# TASK OBJECTIVE:
Return only those lines of the material that contain "kostenpflichtig".

__________

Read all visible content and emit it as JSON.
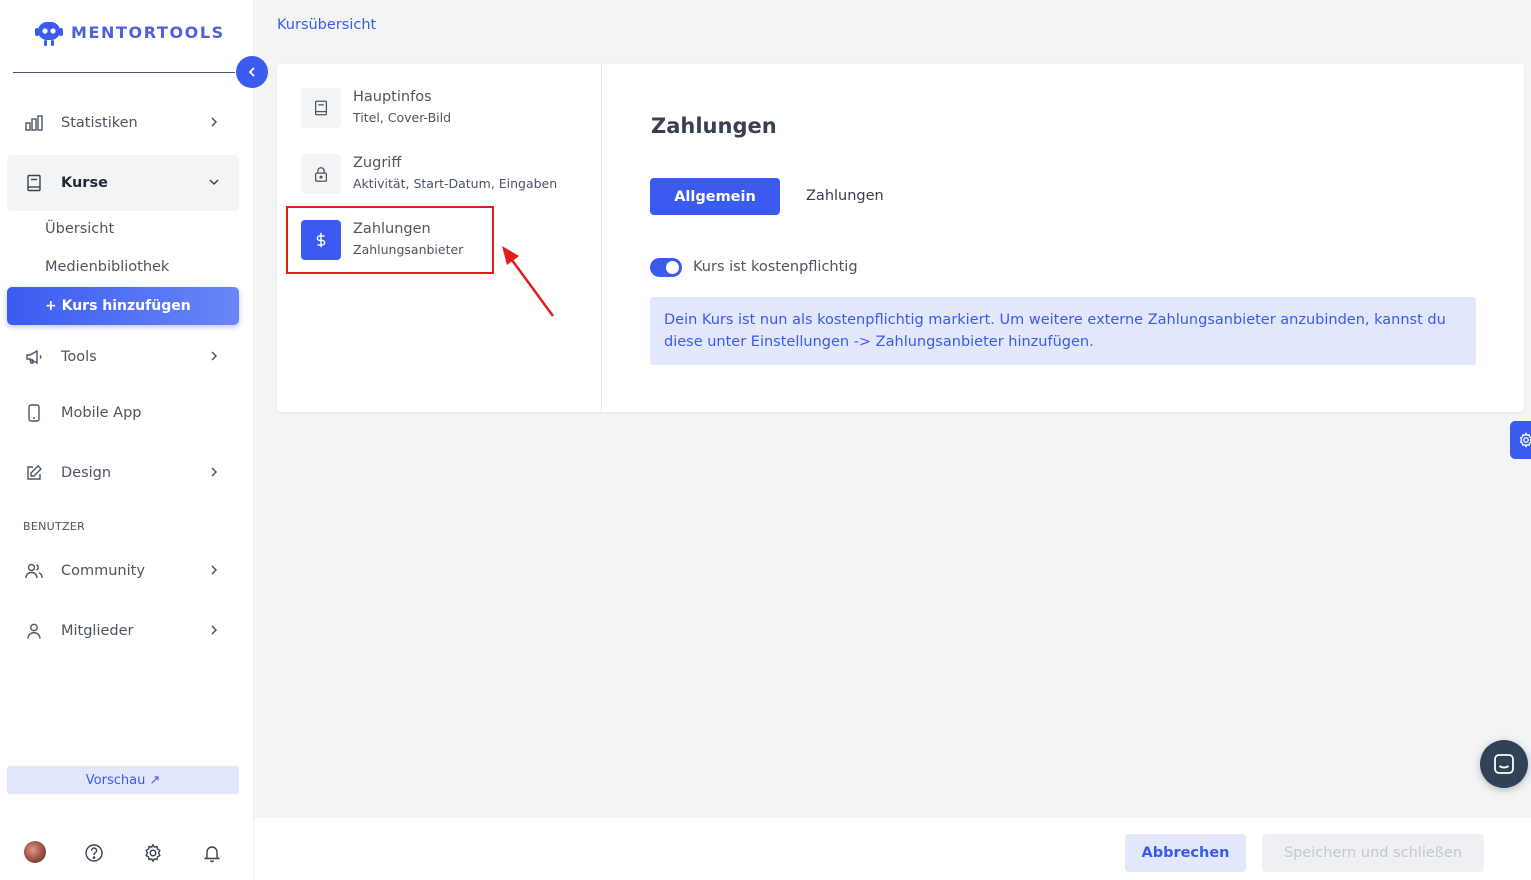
{
  "brand": {
    "name": "MENTORTOOLS",
    "color": "#3b5bf0"
  },
  "sidebar": {
    "items": [
      {
        "label": "Statistiken",
        "icon": "bar-chart-icon"
      },
      {
        "label": "Kurse",
        "icon": "book-icon"
      },
      {
        "label": "Tools",
        "icon": "megaphone-icon"
      },
      {
        "label": "Mobile App",
        "icon": "phone-icon"
      },
      {
        "label": "Design",
        "icon": "pencil-icon"
      },
      {
        "label": "Community",
        "icon": "users-icon"
      },
      {
        "label": "Mitglieder",
        "icon": "user-icon"
      }
    ],
    "sub_items": [
      "Übersicht",
      "Medienbibliothek"
    ],
    "add_button": "+ Kurs hinzufügen",
    "section_label": "BENUTZER",
    "preview": "Vorschau",
    "preview_icon": "↗"
  },
  "breadcrumb": "Kursübersicht",
  "steps": [
    {
      "title": "Hauptinfos",
      "subtitle": "Titel, Cover-Bild",
      "icon": "book-icon"
    },
    {
      "title": "Zugriff",
      "subtitle": "Aktivität, Start-Datum, Eingaben",
      "icon": "lock-icon"
    },
    {
      "title": "Zahlungen",
      "subtitle": "Zahlungsanbieter",
      "icon": "dollar-icon"
    }
  ],
  "main": {
    "heading": "Zahlungen",
    "tabs": [
      {
        "label": "Allgemein",
        "active": true
      },
      {
        "label": "Zahlungen",
        "active": false
      }
    ],
    "toggle": {
      "label": "Kurs ist kostenpflichtig",
      "on": true
    },
    "alert": "Dein Kurs ist nun als kostenpflichtig markiert. Um weitere externe Zahlungsanbieter anzubinden, kannst du diese unter Einstellungen -> Zahlungsanbieter hinzufügen."
  },
  "footer": {
    "cancel": "Abbrechen",
    "save": "Speichern und schließen"
  }
}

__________

# SOLUTION TO THIS TASK:
      "label": "Kurs ist kostenpflichtig",
    "alert": "Dein Kurs ist nun als kostenpflichtig markiert. Um weitere externe Zahlungsanbieter anzubinden, kannst du diese unter Einstellungen -> Zahlungsanbieter hinzufügen."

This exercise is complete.